New UM Study Shows More Michigan Communities Embracing Placemaking as Economic Driver

Brighton is one of many Michigan cities to embrace the placemaking concept.

Brighton is one of many Michigan cities to embrace the placemaking concept.

A new study released today (Jan. 22, 2014) by the University of Michigan’s Ford School of Public Policy shows that more local governments than ever before are utilizing placemaking as an economic development tool in their communities.

The Michigan Municipal League for several years has promoted placemaking as an economic driver and it’s extremely encouraging to see the concept taking hold and making a different in so many Michigan communities, said League CEO and Executive Director Dan Gilmartin.

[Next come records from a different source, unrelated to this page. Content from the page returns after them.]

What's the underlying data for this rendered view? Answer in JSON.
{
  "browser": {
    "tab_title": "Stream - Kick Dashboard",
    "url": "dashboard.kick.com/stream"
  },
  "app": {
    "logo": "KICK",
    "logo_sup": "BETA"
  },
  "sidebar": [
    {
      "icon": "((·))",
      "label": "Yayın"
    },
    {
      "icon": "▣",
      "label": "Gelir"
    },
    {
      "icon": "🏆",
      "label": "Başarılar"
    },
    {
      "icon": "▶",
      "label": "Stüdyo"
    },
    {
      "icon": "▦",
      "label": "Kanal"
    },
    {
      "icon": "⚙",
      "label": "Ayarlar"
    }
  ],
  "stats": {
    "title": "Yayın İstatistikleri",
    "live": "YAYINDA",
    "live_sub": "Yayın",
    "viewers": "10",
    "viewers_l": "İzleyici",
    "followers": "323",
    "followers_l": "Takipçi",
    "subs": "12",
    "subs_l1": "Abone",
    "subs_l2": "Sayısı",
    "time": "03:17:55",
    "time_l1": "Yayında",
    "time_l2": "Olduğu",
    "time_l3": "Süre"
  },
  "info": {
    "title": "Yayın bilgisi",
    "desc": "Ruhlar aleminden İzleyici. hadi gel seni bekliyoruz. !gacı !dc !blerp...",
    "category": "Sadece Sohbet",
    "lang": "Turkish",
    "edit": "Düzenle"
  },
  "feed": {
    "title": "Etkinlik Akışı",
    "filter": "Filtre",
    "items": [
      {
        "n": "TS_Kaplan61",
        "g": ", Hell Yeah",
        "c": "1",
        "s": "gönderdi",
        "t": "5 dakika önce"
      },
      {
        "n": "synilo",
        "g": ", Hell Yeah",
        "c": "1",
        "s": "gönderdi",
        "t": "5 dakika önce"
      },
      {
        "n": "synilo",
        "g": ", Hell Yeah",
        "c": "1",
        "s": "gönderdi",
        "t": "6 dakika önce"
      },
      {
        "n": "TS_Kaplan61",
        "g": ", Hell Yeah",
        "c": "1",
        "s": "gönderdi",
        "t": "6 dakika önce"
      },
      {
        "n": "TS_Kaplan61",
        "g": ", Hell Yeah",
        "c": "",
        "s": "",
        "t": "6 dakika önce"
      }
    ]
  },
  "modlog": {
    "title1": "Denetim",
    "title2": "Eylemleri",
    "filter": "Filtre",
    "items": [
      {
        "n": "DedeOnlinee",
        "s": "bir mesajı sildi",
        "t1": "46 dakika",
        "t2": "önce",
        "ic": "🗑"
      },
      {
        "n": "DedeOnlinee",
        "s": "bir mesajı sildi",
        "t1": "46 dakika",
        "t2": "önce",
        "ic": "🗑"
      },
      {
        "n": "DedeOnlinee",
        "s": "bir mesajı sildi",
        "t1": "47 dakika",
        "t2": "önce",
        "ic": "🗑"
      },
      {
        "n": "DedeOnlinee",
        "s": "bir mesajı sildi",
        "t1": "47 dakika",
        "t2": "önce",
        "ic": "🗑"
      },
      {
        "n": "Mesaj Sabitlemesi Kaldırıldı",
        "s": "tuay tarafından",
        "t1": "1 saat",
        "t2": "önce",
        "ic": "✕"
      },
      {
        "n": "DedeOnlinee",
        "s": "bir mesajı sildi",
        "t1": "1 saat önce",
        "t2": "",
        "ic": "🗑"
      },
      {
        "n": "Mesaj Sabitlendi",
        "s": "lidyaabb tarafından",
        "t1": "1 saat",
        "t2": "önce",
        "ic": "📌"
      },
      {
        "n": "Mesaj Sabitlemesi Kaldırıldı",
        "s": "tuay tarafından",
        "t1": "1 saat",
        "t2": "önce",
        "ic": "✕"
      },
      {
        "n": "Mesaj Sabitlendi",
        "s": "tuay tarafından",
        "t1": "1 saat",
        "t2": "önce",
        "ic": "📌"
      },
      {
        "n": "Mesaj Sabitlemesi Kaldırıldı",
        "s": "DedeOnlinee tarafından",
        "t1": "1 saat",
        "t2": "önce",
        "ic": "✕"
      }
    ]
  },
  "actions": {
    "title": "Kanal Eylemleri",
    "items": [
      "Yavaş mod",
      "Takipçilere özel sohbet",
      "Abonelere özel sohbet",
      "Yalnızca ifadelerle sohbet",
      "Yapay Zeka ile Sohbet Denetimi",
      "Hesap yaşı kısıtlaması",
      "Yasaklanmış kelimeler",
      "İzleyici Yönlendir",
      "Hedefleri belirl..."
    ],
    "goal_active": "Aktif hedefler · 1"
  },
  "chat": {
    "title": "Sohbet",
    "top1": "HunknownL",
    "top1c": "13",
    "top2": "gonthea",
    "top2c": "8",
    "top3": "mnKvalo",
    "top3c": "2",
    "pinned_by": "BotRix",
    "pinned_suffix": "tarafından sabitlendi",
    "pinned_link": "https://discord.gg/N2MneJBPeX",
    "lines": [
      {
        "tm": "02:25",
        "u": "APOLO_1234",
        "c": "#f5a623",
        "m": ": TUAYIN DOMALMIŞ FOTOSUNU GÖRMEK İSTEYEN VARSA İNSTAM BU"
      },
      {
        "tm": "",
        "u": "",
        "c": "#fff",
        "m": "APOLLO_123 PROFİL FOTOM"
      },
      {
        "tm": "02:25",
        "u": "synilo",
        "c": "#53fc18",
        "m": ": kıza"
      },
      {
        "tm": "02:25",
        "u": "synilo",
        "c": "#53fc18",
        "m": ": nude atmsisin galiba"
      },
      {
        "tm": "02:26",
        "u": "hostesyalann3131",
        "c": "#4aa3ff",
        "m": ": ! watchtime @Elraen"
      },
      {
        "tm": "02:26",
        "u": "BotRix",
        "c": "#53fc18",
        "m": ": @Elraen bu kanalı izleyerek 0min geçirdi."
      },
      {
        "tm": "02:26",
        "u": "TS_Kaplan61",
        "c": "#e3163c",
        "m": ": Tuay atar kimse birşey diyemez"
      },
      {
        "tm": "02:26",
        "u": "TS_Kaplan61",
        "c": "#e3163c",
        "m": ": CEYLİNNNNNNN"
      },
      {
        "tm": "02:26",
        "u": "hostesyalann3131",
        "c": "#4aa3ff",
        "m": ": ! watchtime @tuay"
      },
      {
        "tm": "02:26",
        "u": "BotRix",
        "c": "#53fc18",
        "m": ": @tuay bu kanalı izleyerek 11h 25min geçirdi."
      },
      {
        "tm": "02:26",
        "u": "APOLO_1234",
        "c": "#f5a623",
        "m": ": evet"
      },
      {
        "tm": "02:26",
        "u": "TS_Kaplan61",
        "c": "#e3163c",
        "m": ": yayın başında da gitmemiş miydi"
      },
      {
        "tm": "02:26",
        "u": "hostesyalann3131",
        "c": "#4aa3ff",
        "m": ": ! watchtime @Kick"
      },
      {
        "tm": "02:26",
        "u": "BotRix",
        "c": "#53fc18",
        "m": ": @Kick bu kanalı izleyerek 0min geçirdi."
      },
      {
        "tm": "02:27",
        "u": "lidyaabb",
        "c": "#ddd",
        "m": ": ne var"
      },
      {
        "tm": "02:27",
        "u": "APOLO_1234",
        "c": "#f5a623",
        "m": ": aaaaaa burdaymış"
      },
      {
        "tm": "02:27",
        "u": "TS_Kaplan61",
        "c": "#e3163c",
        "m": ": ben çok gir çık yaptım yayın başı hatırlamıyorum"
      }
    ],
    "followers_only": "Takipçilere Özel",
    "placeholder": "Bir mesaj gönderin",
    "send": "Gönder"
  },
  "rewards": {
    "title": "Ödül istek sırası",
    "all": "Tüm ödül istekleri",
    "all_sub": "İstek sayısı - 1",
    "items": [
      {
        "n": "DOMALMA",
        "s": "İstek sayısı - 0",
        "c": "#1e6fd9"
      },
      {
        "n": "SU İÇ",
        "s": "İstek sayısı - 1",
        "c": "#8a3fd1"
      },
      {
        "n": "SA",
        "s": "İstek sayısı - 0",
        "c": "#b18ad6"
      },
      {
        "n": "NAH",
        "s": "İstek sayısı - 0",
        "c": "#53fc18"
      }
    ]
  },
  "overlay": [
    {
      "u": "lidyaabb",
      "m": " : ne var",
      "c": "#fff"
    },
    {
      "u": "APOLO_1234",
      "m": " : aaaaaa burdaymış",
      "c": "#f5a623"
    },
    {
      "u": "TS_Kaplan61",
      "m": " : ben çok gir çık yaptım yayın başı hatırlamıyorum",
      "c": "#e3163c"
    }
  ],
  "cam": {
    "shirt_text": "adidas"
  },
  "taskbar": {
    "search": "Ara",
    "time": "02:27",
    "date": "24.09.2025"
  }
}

“These survey results further prove that local government leaders not only increasingly talk the placemaking talk, but that they also walk the placemaking walk,” Gilmartin said.

Placemaking is a community and economic development strategy that attempts to capitalize on local assets to create appealing and unique places where people want to live, work, and play.

“In placemaking, communities use what they have whether it’s arts, cultural amenities, parks, architectural design, lakes or walkable streets to create a strong bond between people and the places they live,” said Tom Ivacko, administrator and program manager for the Ford School’s Center for Local, State, and Urban Policy (CLOSUP).

The poll, part of the Michigan Public Policy Survey series at CLOSUP, reports:

– 51 percent of Michigan’s local leaders say they believe placemaking can be effective
in their jurisdictions as of 2013, compared to 39 percent who reported confidence in
placemaking’s effectiveness in 2009.

– Even in jurisdictions that are not engaged in placemaking efforts, 35 percent of local leaders say it would be an effective strategy for their jurisdictions, and just 12 percent believe it would be ineffective.

– Local leaders see links between placemaking and entrepreneurship, but say they face barriers to attracting more entrepreneurs including access to capital (72 percent), unappealing buildings and landscape design (29 percent), deteriorating infrastructure (27 percent), lack of late night entertainment (26 percent) and information technology infrastructure (21 percent).

– Jurisdictions in Southeast Michigan (55 percent) were the most likely to pursue placemaking in 2013, followed by those in the Upper Peninsula (37 percent), the
Northern Lower Peninsula (33 percent), the Southwest and West Central Lower Peninsula (each at 29 percent), and the East Central Lower Peninsula (25 percent).

The League and other proponents of place-based economic development argue that by creating vibrant downtowns, neighborhoods, or public spaces, and improving a community’s quality of life, talented workers will be drawn to move there, and they will attract new businesses as well as start their own.

View the full report herehttp://closup.umich.edu/files/mpps-spring-2013-placemaking.pdf. View a press release about it here. And you can go to placemaking.mml.org for more on the placemaking concept and examples of placemaking in action throughout Michigan

Matt Bach is director of media relations for the Michigan Municipal League. He can be reached at mbach@mml.org and (734) 669-6317.